● **TASK**:
Read the records below. Copy each line where the string "업무협조" occurs.

Dataset rows for apps and sites:
»»

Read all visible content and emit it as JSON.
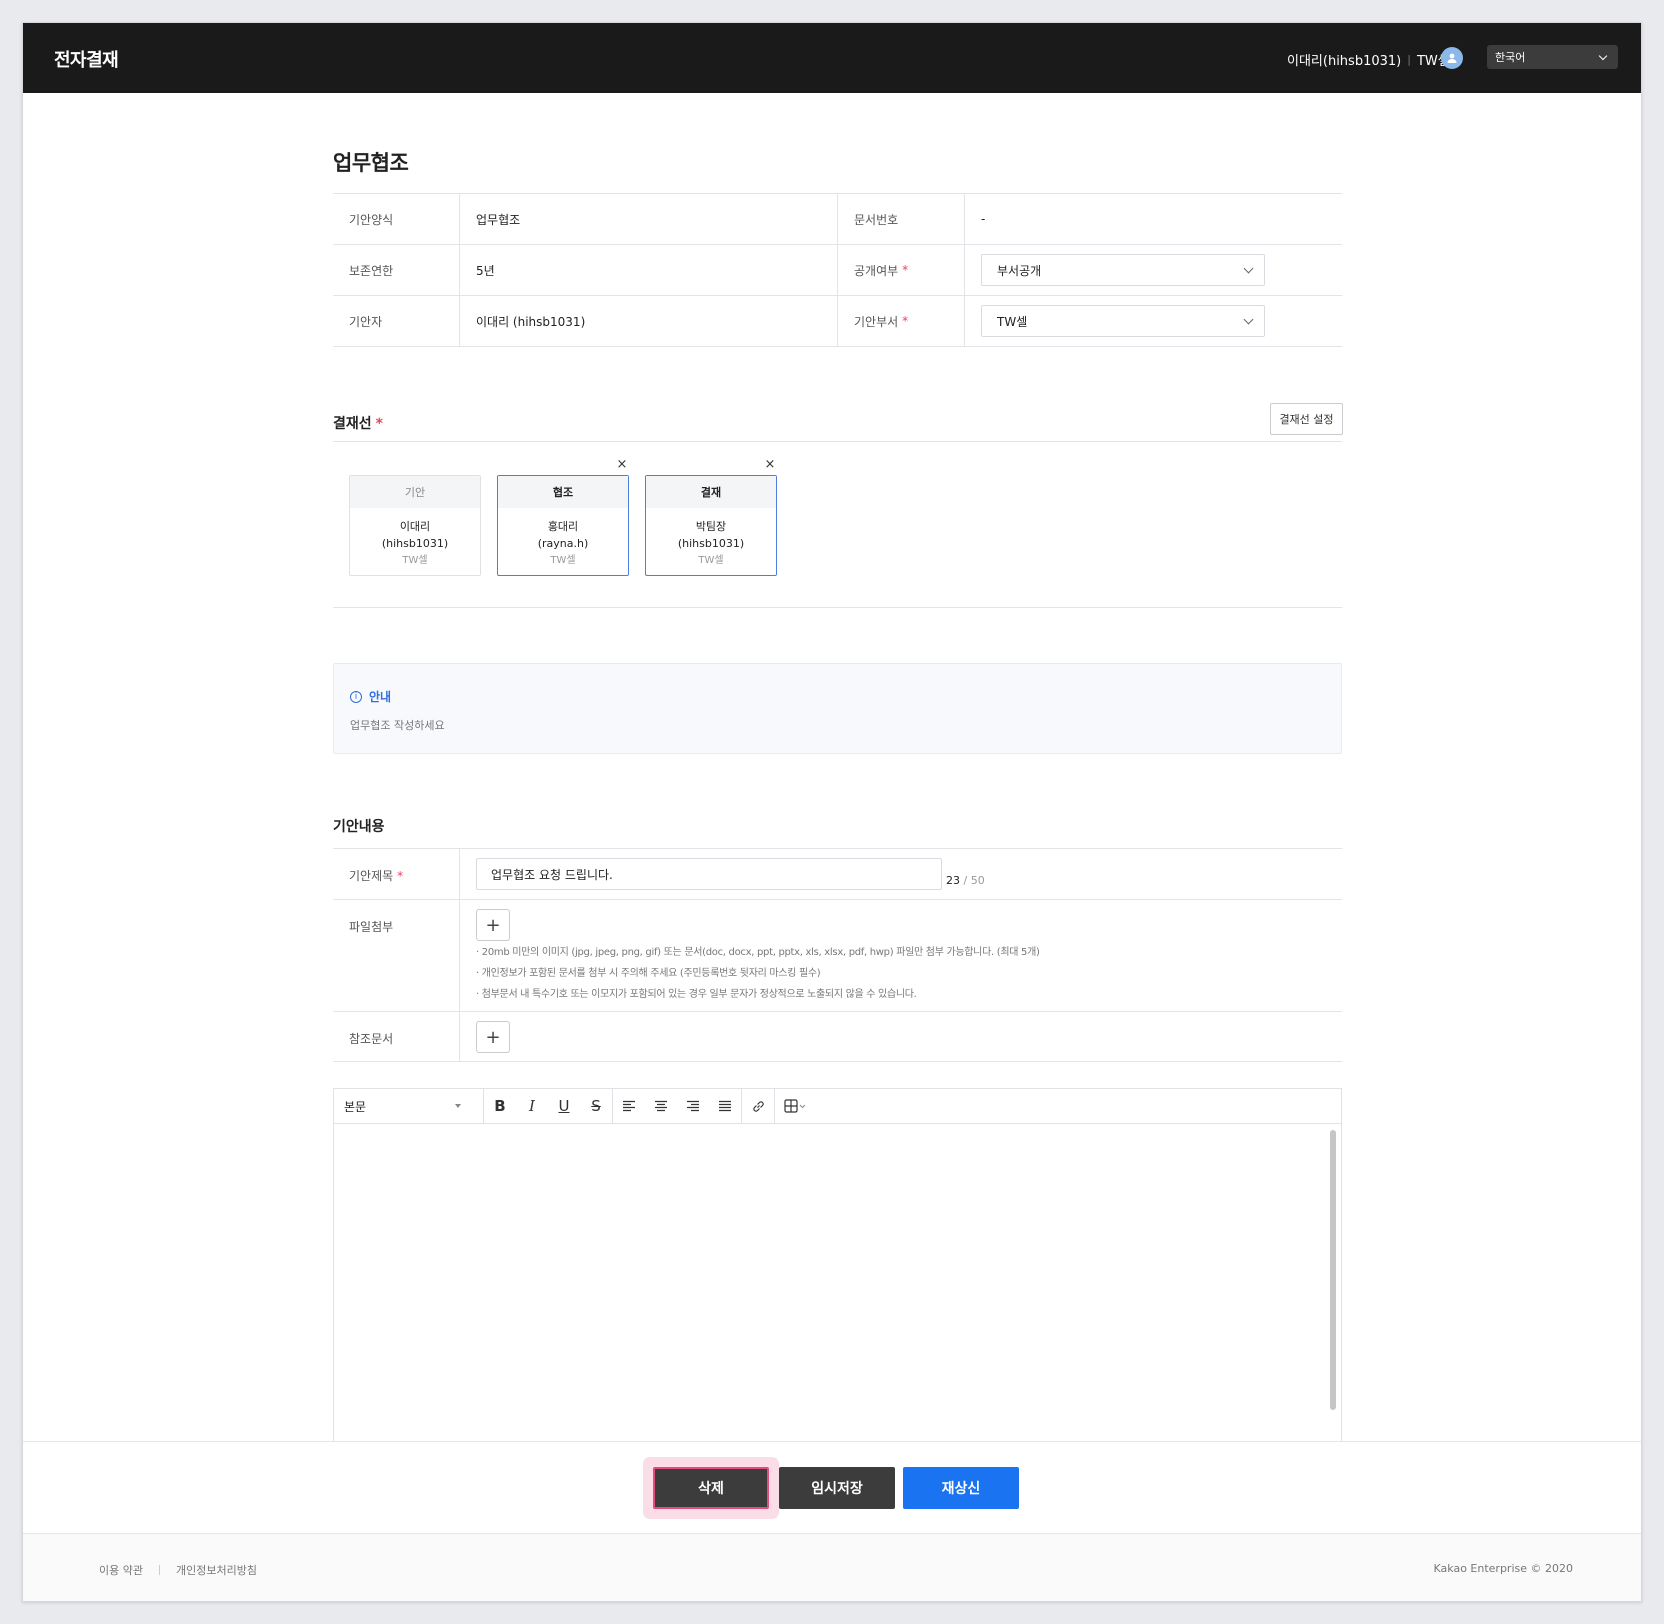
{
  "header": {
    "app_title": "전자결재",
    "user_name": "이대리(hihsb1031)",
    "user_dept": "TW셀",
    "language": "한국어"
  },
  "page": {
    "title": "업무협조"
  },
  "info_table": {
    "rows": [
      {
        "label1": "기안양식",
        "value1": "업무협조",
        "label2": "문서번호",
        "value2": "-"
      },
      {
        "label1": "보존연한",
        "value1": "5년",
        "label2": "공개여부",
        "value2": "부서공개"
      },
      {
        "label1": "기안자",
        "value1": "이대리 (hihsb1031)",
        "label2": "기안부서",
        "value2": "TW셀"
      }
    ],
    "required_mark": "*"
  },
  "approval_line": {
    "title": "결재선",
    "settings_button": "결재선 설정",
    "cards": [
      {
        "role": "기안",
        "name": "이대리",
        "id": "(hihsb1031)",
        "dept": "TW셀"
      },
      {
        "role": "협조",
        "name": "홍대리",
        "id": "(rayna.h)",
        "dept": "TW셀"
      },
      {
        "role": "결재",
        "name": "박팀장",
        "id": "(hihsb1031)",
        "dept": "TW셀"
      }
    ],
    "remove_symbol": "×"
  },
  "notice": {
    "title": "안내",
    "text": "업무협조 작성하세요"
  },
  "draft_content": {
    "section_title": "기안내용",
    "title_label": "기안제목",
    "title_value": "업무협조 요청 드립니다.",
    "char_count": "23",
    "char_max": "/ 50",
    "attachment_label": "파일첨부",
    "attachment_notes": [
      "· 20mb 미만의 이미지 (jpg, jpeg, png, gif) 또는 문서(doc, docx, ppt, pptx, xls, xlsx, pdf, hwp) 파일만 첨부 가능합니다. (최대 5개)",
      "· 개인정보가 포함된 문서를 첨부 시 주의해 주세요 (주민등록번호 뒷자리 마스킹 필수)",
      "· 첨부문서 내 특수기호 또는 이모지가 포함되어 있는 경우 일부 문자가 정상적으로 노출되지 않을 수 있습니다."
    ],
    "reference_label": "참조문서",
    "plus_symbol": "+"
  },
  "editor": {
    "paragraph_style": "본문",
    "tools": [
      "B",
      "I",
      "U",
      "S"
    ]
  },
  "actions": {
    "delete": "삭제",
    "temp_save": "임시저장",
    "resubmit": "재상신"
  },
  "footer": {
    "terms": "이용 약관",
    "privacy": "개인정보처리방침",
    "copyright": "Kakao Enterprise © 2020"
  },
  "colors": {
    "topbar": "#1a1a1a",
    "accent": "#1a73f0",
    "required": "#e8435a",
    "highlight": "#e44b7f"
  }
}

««

● **TASK ANSWER**:
    "title": "업무협조"
        "value1": "업무협조",
    "text": "업무협조 작성하세요"
    "title_value": "업무협조 요청 드립니다.",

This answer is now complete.